_Work required:_ Scan the data below and give the number of lines that include the word "tehu", with no other words.

Dataset rows for apps and sites

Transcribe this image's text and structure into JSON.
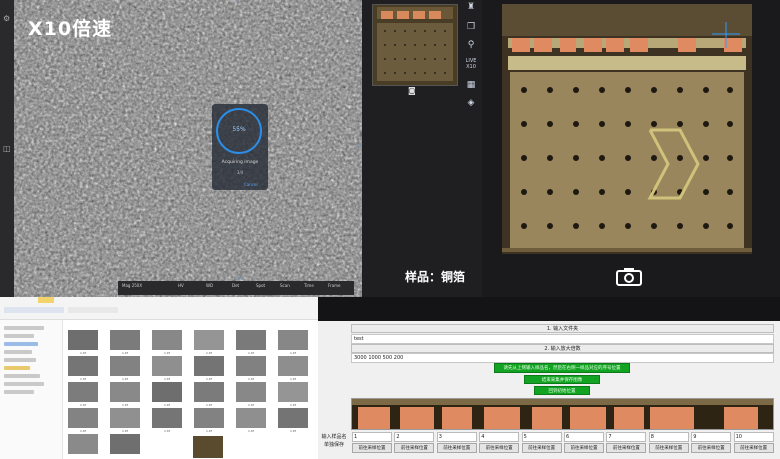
{
  "sem_view": {
    "title": "X10倍速",
    "acquire_percent": "55%",
    "acquire_label": "Acquiring image",
    "acquire_sub": "3/4",
    "acquire_link": "Cancel",
    "bar_items": [
      "Mag 250X",
      "HV",
      "WD",
      "Det",
      "Spot",
      "Scan",
      "Time",
      "Frame"
    ]
  },
  "side_toolbar": {
    "live_label_1": "LIVE",
    "live_label_2": "X10"
  },
  "sample_label": "样品：铜箔",
  "app": {
    "section1_label": "1. 输入文件夹",
    "folder_value": "test",
    "section2_label": "2. 输入放大倍数",
    "magnification_value": "3000 1000 500 200",
    "green_button_1": "请先从上侧输入样品名，然后在右侧一样品对应的序号位置",
    "green_button_2": "结束采集并保存图像",
    "green_button_3": "回到初始位置",
    "sample_name_label": "输入样品名",
    "sample_name_label_2": "单独保存",
    "slots": [
      {
        "num": "1",
        "btn": "前往采样位置"
      },
      {
        "num": "2",
        "btn": "前往采样位置"
      },
      {
        "num": "3",
        "btn": "前往采样位置"
      },
      {
        "num": "4",
        "btn": "前往采样位置"
      },
      {
        "num": "5",
        "btn": "前往采样位置"
      },
      {
        "num": "6",
        "btn": "前往采样位置"
      },
      {
        "num": "7",
        "btn": "前往采样位置"
      },
      {
        "num": "8",
        "btn": "前往采样位置"
      },
      {
        "num": "9",
        "btn": "前往采样位置"
      },
      {
        "num": "10",
        "btn": "前往采样位置"
      }
    ]
  },
  "explorer": {
    "thumb_caption": "1.tif"
  },
  "colors": {
    "accent_blue": "#2b8ee8",
    "green_button": "#11a321",
    "copper": "#d98a5c"
  }
}
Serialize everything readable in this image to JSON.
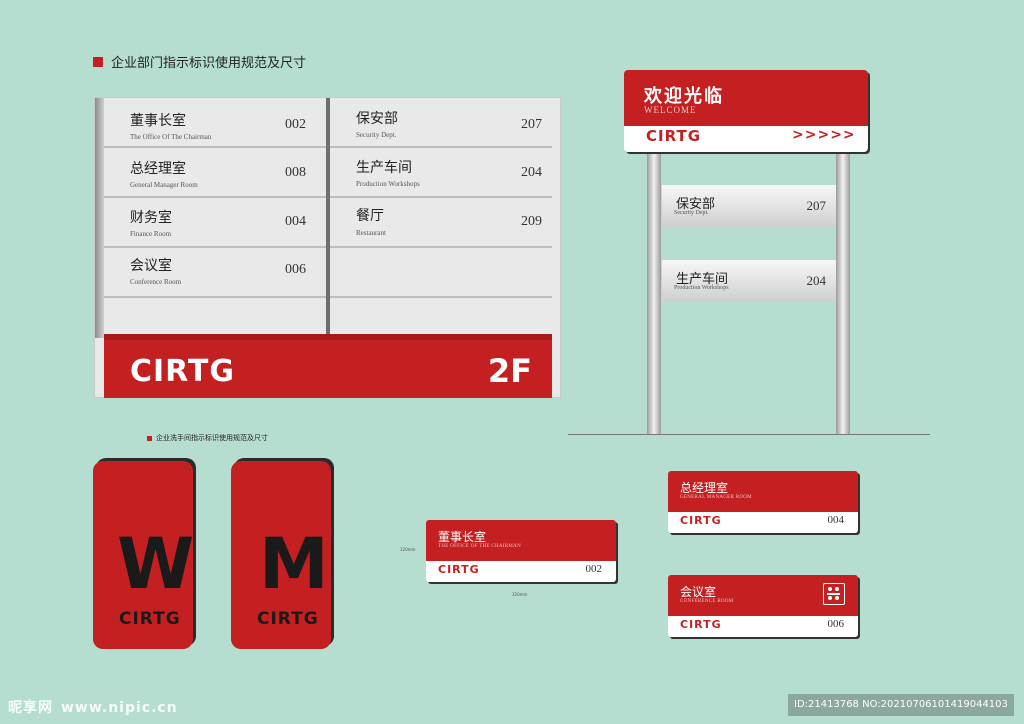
{
  "title_main": "企业部门指示标识使用规范及尺寸",
  "title_restroom": "企业洗手间指示标识使用规范及尺寸",
  "brand": "CIRTG",
  "directory": {
    "floor": "2F",
    "left": [
      {
        "cn": "董事长室",
        "en": "The Office Of The Chairman",
        "num": "002"
      },
      {
        "cn": "总经理室",
        "en": "General Manager Room",
        "num": "008"
      },
      {
        "cn": "财务室",
        "en": "Finance Room",
        "num": "004"
      },
      {
        "cn": "会议室",
        "en": "Conference Room",
        "num": "006"
      }
    ],
    "right": [
      {
        "cn": "保安部",
        "en": "Security Dept.",
        "num": "207"
      },
      {
        "cn": "生产车间",
        "en": "Production Workshops",
        "num": "204"
      },
      {
        "cn": "餐厅",
        "en": "Restaurant",
        "num": "209"
      }
    ]
  },
  "welcome": {
    "cn": "欢迎光临",
    "en": "WELCOME",
    "arrows": ">>>>>",
    "signs": [
      {
        "cn": "保安部",
        "en": "Security Dept.",
        "num": "207"
      },
      {
        "cn": "生产车间",
        "en": "Production Workshops",
        "num": "204"
      }
    ]
  },
  "restroom": {
    "women": "W",
    "men": "M"
  },
  "plates": {
    "chairman": {
      "cn": "董事长室",
      "en": "THE OFFICE OF THE CHAIRMAN",
      "num": "002",
      "dim_h": "120mm",
      "dim_w": "320mm"
    },
    "gm": {
      "cn": "总经理室",
      "en": "GENERAL MANAGER ROOM",
      "num": "004"
    },
    "conf": {
      "cn": "会议室",
      "en": "CONFERENCE ROOM",
      "num": "006"
    }
  },
  "watermark": {
    "site": "昵享网",
    "url": "www.nipic.cn",
    "id": "ID:21413768 NO:20210706101419044103"
  }
}
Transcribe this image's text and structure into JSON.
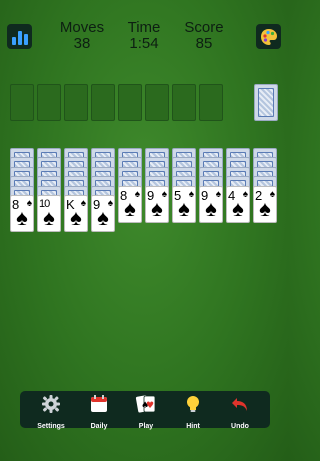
{
  "header": {
    "moves_label": "Moves",
    "moves_value": "38",
    "time_label": "Time",
    "time_value": "1:54",
    "score_label": "Score",
    "score_value": "85",
    "stats_icon": "bar-chart-icon",
    "theme_icon": "palette-icon"
  },
  "tableau": {
    "columns": [
      {
        "backs": 5,
        "top": {
          "rank": "8",
          "suit": "♠"
        }
      },
      {
        "backs": 5,
        "top": {
          "rank": "10",
          "suit": "♠"
        }
      },
      {
        "backs": 5,
        "top": {
          "rank": "K",
          "suit": "♠"
        }
      },
      {
        "backs": 5,
        "top": {
          "rank": "9",
          "suit": "♠"
        }
      },
      {
        "backs": 4,
        "top": {
          "rank": "8",
          "suit": "♠"
        }
      },
      {
        "backs": 4,
        "top": {
          "rank": "9",
          "suit": "♠"
        }
      },
      {
        "backs": 4,
        "top": {
          "rank": "5",
          "suit": "♠"
        }
      },
      {
        "backs": 4,
        "top": {
          "rank": "9",
          "suit": "♠"
        }
      },
      {
        "backs": 4,
        "top": {
          "rank": "4",
          "suit": "♠"
        }
      },
      {
        "backs": 4,
        "top": {
          "rank": "2",
          "suit": "♠"
        }
      }
    ]
  },
  "foundation_slots": 8,
  "toolbar": {
    "items": [
      {
        "label": "Settings",
        "icon": "gear-icon"
      },
      {
        "label": "Daily",
        "icon": "calendar-icon"
      },
      {
        "label": "Play",
        "icon": "cards-icon"
      },
      {
        "label": "Hint",
        "icon": "lightbulb-icon"
      },
      {
        "label": "Undo",
        "icon": "undo-arrow-icon"
      }
    ]
  },
  "colors": {
    "felt": "#2f7420",
    "toolbar_bg": "#0f2a1f",
    "card_back_accent": "#5a7bb5",
    "stats_icon": "#3aa0ff",
    "undo_icon": "#e0342c",
    "hint_icon": "#ffd23a"
  }
}
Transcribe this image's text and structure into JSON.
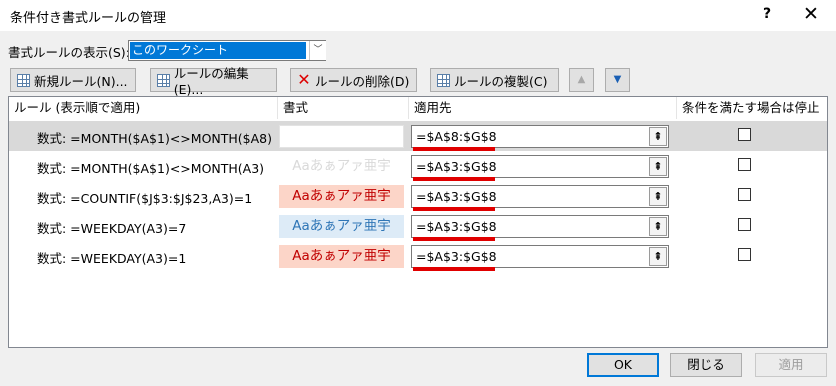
{
  "window": {
    "title": "条件付き書式ルールの管理",
    "help_label": "?",
    "close_label": "✕"
  },
  "show_rules": {
    "label": "書式ルールの表示(S):",
    "selected": "このワークシート",
    "dropdown_glyph": "﹀"
  },
  "toolbar": {
    "new_rule": "新規ルール(N)...",
    "edit_rule": "ルールの編集(E)...",
    "delete_rule": "ルールの削除(D)",
    "duplicate_rule": "ルールの複製(C)",
    "move_up": "▲",
    "move_down": "▼"
  },
  "table": {
    "headers": {
      "rule": "ルール (表示順で適用)",
      "format": "書式",
      "applies_to": "適用先",
      "stop_if_true": "条件を満たす場合は停止"
    },
    "rows": [
      {
        "rule": "数式: =MONTH($A$1)<>MONTH($A8)",
        "preview": "",
        "range": "=$A$8:$G$8",
        "checked": false,
        "selected": true
      },
      {
        "rule": "数式: =MONTH($A$1)<>MONTH(A3)",
        "preview": "Aaあぁアァ亜宇",
        "range": "=$A$3:$G$8",
        "checked": false,
        "selected": false
      },
      {
        "rule": "数式: =COUNTIF($J$3:$J$23,A3)=1",
        "preview": "Aaあぁアァ亜宇",
        "range": "=$A$3:$G$8",
        "checked": false,
        "selected": false
      },
      {
        "rule": "数式: =WEEKDAY(A3)=7",
        "preview": "Aaあぁアァ亜宇",
        "range": "=$A$3:$G$8",
        "checked": false,
        "selected": false
      },
      {
        "rule": "数式: =WEEKDAY(A3)=1",
        "preview": "Aaあぁアァ亜宇",
        "range": "=$A$3:$G$8",
        "checked": false,
        "selected": false
      }
    ],
    "preview_styles": [
      {
        "text_color": "",
        "background": ""
      },
      {
        "text_color": "#d9d9d9",
        "background": "#ffffff"
      },
      {
        "text_color": "#c00000",
        "background": "#fcd5c8"
      },
      {
        "text_color": "#2e75b6",
        "background": "#ddebf7"
      },
      {
        "text_color": "#c00000",
        "background": "#fcd5c8"
      }
    ],
    "collapse_glyph": "⇞"
  },
  "buttons": {
    "ok": "OK",
    "close": "閉じる",
    "apply": "適用"
  }
}
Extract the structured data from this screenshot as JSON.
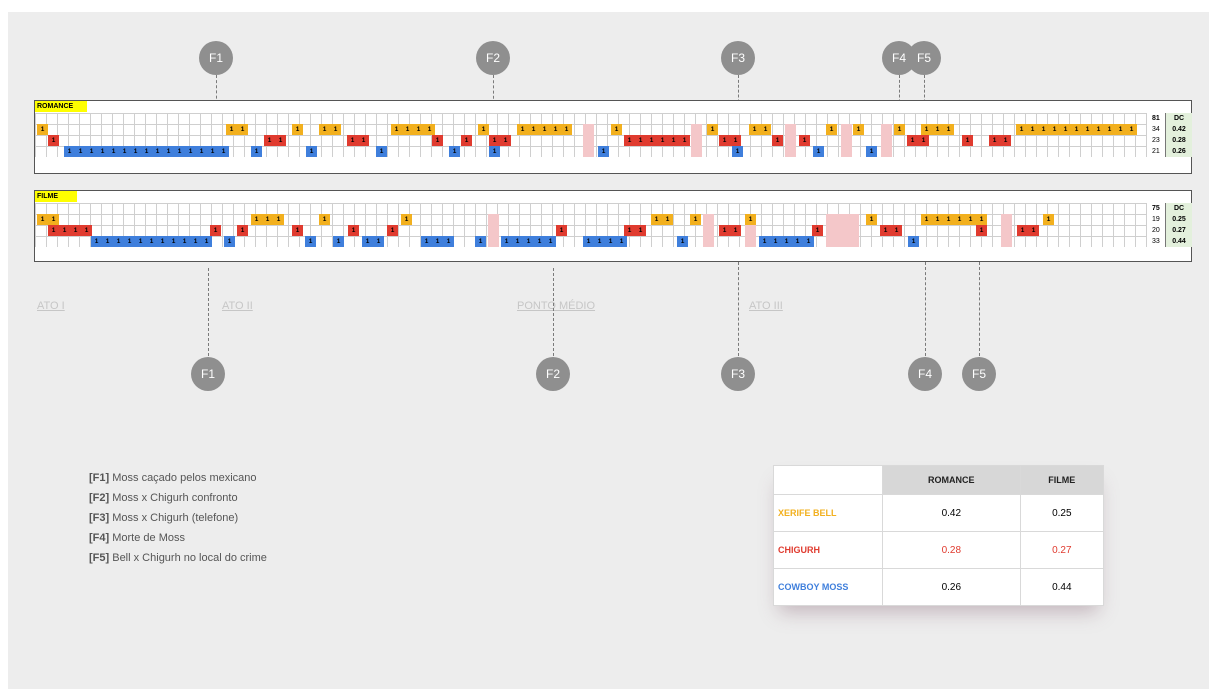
{
  "colors": {
    "bell": "#f2b01e",
    "chigurh": "#e03b2f",
    "moss": "#3f7fdc",
    "pink": "#f4c7c9",
    "marker": "#8f8f8f",
    "title_bg": "#ffff00"
  },
  "markers_top": [
    {
      "label": "F1"
    },
    {
      "label": "F2"
    },
    {
      "label": "F3"
    },
    {
      "label": "F4"
    },
    {
      "label": "F5"
    }
  ],
  "markers_bottom": [
    {
      "label": "F1"
    },
    {
      "label": "F2"
    },
    {
      "label": "F3"
    },
    {
      "label": "F4"
    },
    {
      "label": "F5"
    }
  ],
  "romance": {
    "title": "ROMANCE",
    "total": "81",
    "dc_header": "DC",
    "rows": [
      {
        "character": "Xerife Bell",
        "count": "34",
        "dc": "0.42"
      },
      {
        "character": "Chigurh",
        "count": "23",
        "dc": "0.28"
      },
      {
        "character": "Cowboy Moss",
        "count": "21",
        "dc": "0.26"
      }
    ]
  },
  "filme": {
    "title": "FILME",
    "total": "75",
    "dc_header": "DC",
    "rows": [
      {
        "character": "Xerife Bell",
        "count": "19",
        "dc": "0.25"
      },
      {
        "character": "Chigurh",
        "count": "20",
        "dc": "0.27"
      },
      {
        "character": "Cowboy Moss",
        "count": "33",
        "dc": "0.44"
      }
    ]
  },
  "acts": [
    "ATO I",
    "ATO II",
    "PONTO MÉDIO",
    "ATO III"
  ],
  "legend": [
    {
      "code": "[F1]",
      "text": " Moss caçado pelos mexicano"
    },
    {
      "code": "[F2]",
      "text": " Moss x Chigurh confronto"
    },
    {
      "code": "[F3]",
      "text": " Moss x Chigurh (telefone)"
    },
    {
      "code": "[F4]",
      "text": " Morte de Moss"
    },
    {
      "code": "[F5]",
      "text": " Bell x Chigurh no local do crime"
    }
  ],
  "table": {
    "headers": [
      "ROMANCE",
      "FILME"
    ],
    "rows": [
      {
        "label": "XERIFE BELL",
        "romance": "0.42",
        "filme": "0.25",
        "color": "#f2b01e",
        "value_color": "#222"
      },
      {
        "label": "CHIGURH",
        "romance": "0.28",
        "filme": "0.27",
        "color": "#e03b2f",
        "value_color": "#e03b2f"
      },
      {
        "label": "COWBOY MOSS",
        "romance": "0.26",
        "filme": "0.44",
        "color": "#3f7fdc",
        "value_color": "#222"
      }
    ]
  },
  "cell_value": "1"
}
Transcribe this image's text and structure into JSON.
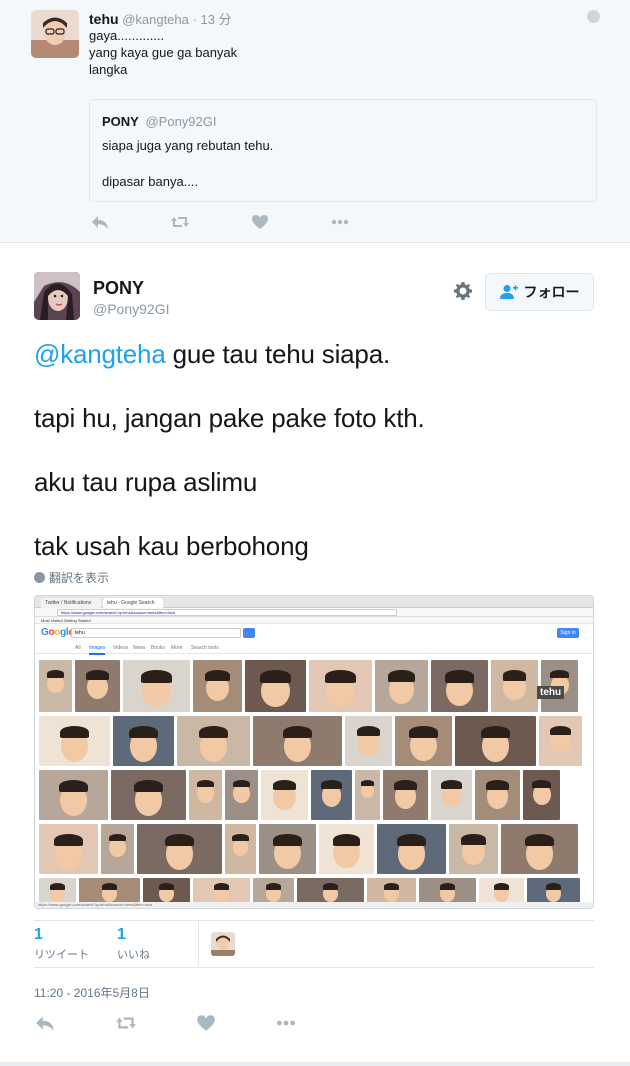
{
  "parent_tweet": {
    "name": "tehu",
    "handle": "@kangteha",
    "time": "13 分",
    "lines": [
      "gaya.............",
      "yang kaya gue ga banyak",
      "langka"
    ],
    "quoted": {
      "name": "PONY",
      "handle": "@Pony92GI",
      "line1": "siapa juga yang rebutan tehu.",
      "line2": "dipasar banya...."
    },
    "actions": [
      "reply-icon",
      "retweet-icon",
      "like-icon",
      "more-icon"
    ]
  },
  "main_tweet": {
    "name": "PONY",
    "handle": "@Pony92GI",
    "follow_label": "フォロー",
    "mention": "@kangteha",
    "line1_rest": " gue tau tehu siapa.",
    "line2": "tapi hu, jangan pake pake foto kth.",
    "line3": "aku tau rupa aslimu",
    "line4": "tak usah kau berbohong",
    "translate_label": "翻訳を表示",
    "media": {
      "tab1": "Twitter / Notifications",
      "tab2": "tehu - Google Search",
      "url": "https://www.google.com/search?q=tehu&source=lnms&tbm=isch",
      "bookmarks": "Most Visited   Getting Started",
      "logo": "Google",
      "query": "tehu",
      "sign_in": "Sign in",
      "search_tabs": [
        "All",
        "Images",
        "Videos",
        "News",
        "Books",
        "More",
        "Search tools"
      ],
      "banner_text": "tehu"
    },
    "stats": {
      "retweets": "1",
      "retweets_label": "リツイート",
      "likes": "1",
      "likes_label": "いいね"
    },
    "timestamp": "11:20 - 2016年5月8日",
    "actions": [
      "reply-icon",
      "retweet-icon",
      "like-icon",
      "more-icon"
    ]
  },
  "colors": {
    "link": "#1da1f2",
    "muted": "#8899a6",
    "action_icon": "#aab8c2"
  }
}
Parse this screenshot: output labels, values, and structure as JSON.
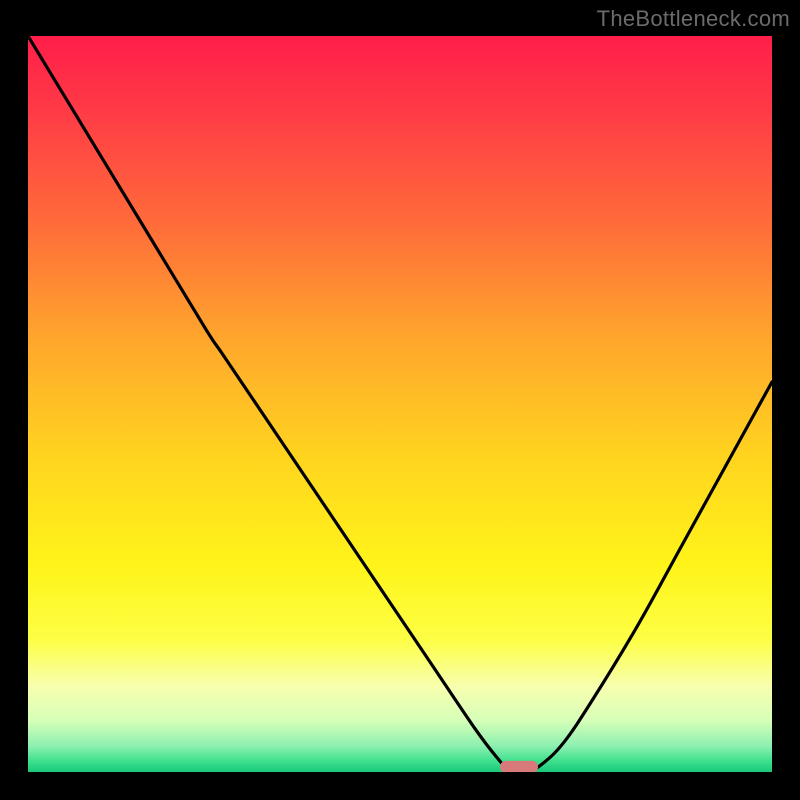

_Result for this task:_ 7